● **Try it**
Repeat each entry as written, dropping any picture you find.

● **Material provided**
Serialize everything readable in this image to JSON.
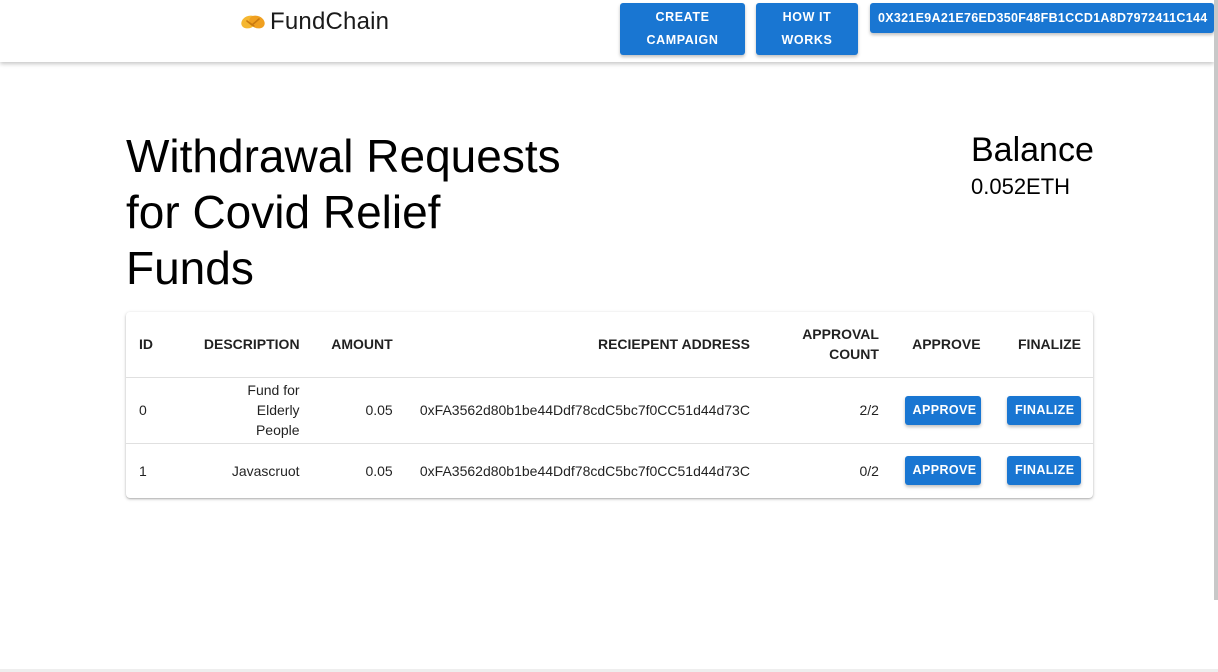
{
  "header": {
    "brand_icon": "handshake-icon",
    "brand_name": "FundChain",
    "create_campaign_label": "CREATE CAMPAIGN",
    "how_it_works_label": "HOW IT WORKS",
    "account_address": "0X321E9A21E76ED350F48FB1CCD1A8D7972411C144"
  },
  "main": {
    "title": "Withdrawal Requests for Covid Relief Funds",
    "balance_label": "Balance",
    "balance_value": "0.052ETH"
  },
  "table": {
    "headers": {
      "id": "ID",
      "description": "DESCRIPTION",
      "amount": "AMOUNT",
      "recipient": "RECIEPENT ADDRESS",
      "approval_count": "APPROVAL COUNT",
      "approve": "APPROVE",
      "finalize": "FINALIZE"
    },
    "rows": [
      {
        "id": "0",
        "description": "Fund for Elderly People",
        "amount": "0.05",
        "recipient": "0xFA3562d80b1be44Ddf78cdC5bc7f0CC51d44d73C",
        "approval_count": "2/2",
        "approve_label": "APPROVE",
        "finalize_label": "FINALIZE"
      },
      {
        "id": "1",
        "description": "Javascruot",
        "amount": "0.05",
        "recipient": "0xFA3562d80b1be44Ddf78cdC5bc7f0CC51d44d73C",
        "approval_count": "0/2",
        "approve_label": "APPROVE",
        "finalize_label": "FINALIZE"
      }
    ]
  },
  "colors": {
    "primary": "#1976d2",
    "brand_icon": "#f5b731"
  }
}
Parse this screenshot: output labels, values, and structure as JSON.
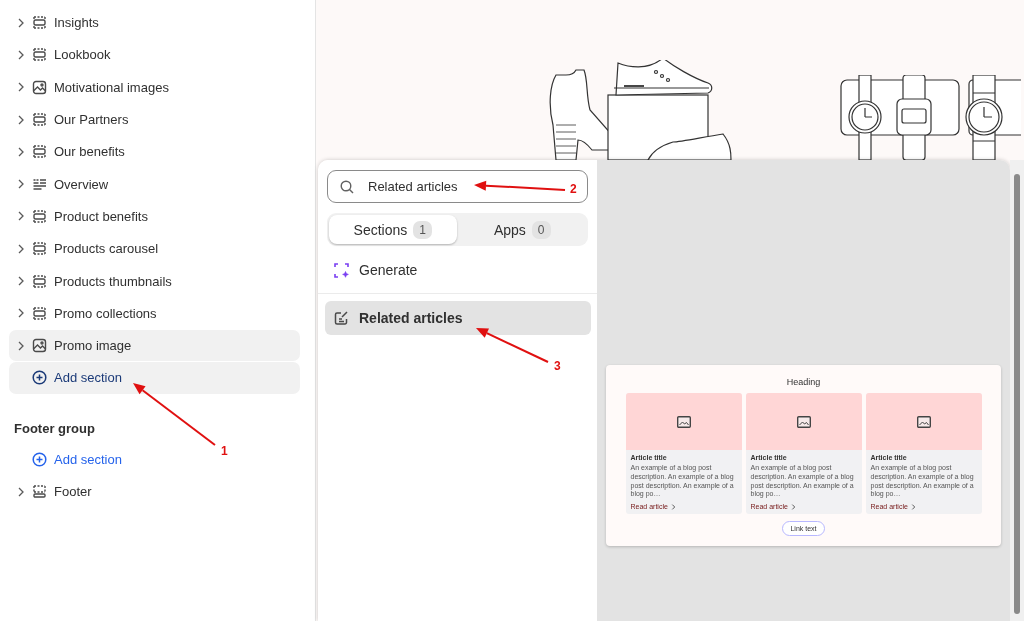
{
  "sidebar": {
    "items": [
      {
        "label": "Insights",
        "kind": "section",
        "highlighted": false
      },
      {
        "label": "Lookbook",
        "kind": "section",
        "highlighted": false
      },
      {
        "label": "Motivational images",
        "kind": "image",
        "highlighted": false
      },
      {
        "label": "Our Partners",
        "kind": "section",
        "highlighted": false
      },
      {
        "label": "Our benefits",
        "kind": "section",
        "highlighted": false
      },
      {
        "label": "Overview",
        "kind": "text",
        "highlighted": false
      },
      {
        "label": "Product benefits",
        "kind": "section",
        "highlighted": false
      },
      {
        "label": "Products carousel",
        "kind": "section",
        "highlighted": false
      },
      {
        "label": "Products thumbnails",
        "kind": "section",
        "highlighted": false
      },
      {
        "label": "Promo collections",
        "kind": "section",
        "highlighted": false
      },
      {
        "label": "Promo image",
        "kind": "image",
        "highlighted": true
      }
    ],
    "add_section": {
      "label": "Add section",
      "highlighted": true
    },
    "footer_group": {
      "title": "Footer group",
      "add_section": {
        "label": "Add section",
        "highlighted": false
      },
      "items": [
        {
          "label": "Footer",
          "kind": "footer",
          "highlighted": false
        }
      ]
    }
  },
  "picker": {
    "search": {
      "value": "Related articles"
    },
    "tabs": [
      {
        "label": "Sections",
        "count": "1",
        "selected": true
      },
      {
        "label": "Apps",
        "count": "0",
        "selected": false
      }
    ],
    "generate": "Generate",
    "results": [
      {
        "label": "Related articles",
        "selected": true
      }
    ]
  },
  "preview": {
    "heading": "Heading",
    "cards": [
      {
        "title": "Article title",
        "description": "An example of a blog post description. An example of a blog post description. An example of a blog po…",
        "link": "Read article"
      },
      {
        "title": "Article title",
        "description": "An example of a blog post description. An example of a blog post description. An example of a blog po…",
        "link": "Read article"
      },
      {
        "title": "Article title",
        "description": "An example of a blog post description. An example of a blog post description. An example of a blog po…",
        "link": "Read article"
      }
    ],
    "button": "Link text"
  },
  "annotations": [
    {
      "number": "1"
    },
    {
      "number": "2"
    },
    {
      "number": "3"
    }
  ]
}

● **Worked solution**
Serialize everything readable in this image to JSON.
{
  "header": {
    "brand_icon": "handshake-icon",
    "brand_name": "FundChain",
    "create_campaign_label": "CREATE CAMPAIGN",
    "how_it_works_label": "HOW IT WORKS",
    "account_address": "0X321E9A21E76ED350F48FB1CCD1A8D7972411C144"
  },
  "main": {
    "title": "Withdrawal Requests for Covid Relief Funds",
    "balance_label": "Balance",
    "balance_value": "0.052ETH"
  },
  "table": {
    "headers": {
      "id": "ID",
      "description": "DESCRIPTION",
      "amount": "AMOUNT",
      "recipient": "RECIEPENT ADDRESS",
      "approval_count": "APPROVAL COUNT",
      "approve": "APPROVE",
      "finalize": "FINALIZE"
    },
    "rows": [
      {
        "id": "0",
        "description": "Fund for Elderly People",
        "amount": "0.05",
        "recipient": "0xFA3562d80b1be44Ddf78cdC5bc7f0CC51d44d73C",
        "approval_count": "2/2",
        "approve_label": "APPROVE",
        "finalize_label": "FINALIZE"
      },
      {
        "id": "1",
        "description": "Javascruot",
        "amount": "0.05",
        "recipient": "0xFA3562d80b1be44Ddf78cdC5bc7f0CC51d44d73C",
        "approval_count": "0/2",
        "approve_label": "APPROVE",
        "finalize_label": "FINALIZE"
      }
    ]
  },
  "colors": {
    "primary": "#1976d2",
    "brand_icon": "#f5b731"
  }
}
Parse this screenshot: output labels, values, and structure as JSON.
{
  "sidebar": {
    "items": [
      {
        "label": "Insights",
        "kind": "section",
        "highlighted": false
      },
      {
        "label": "Lookbook",
        "kind": "section",
        "highlighted": false
      },
      {
        "label": "Motivational images",
        "kind": "image",
        "highlighted": false
      },
      {
        "label": "Our Partners",
        "kind": "section",
        "highlighted": false
      },
      {
        "label": "Our benefits",
        "kind": "section",
        "highlighted": false
      },
      {
        "label": "Overview",
        "kind": "text",
        "highlighted": false
      },
      {
        "label": "Product benefits",
        "kind": "section",
        "highlighted": false
      },
      {
        "label": "Products carousel",
        "kind": "section",
        "highlighted": false
      },
      {
        "label": "Products thumbnails",
        "kind": "section",
        "highlighted": false
      },
      {
        "label": "Promo collections",
        "kind": "section",
        "highlighted": false
      },
      {
        "label": "Promo image",
        "kind": "image",
        "highlighted": true
      }
    ],
    "add_section": {
      "label": "Add section",
      "highlighted": true
    },
    "footer_group": {
      "title": "Footer group",
      "add_section": {
        "label": "Add section",
        "highlighted": false
      },
      "items": [
        {
          "label": "Footer",
          "kind": "footer",
          "highlighted": false
        }
      ]
    }
  },
  "picker": {
    "search": {
      "value": "Related articles"
    },
    "tabs": [
      {
        "label": "Sections",
        "count": "1",
        "selected": true
      },
      {
        "label": "Apps",
        "count": "0",
        "selected": false
      }
    ],
    "generate": "Generate",
    "results": [
      {
        "label": "Related articles",
        "selected": true
      }
    ]
  },
  "preview": {
    "heading": "Heading",
    "cards": [
      {
        "title": "Article title",
        "description": "An example of a blog post description. An example of a blog post description. An example of a blog po…",
        "link": "Read article"
      },
      {
        "title": "Article title",
        "description": "An example of a blog post description. An example of a blog post description. An example of a blog po…",
        "link": "Read article"
      },
      {
        "title": "Article title",
        "description": "An example of a blog post description. An example of a blog post description. An example of a blog po…",
        "link": "Read article"
      }
    ],
    "button": "Link text"
  },
  "annotations": [
    {
      "number": "1"
    },
    {
      "number": "2"
    },
    {
      "number": "3"
    }
  ]
}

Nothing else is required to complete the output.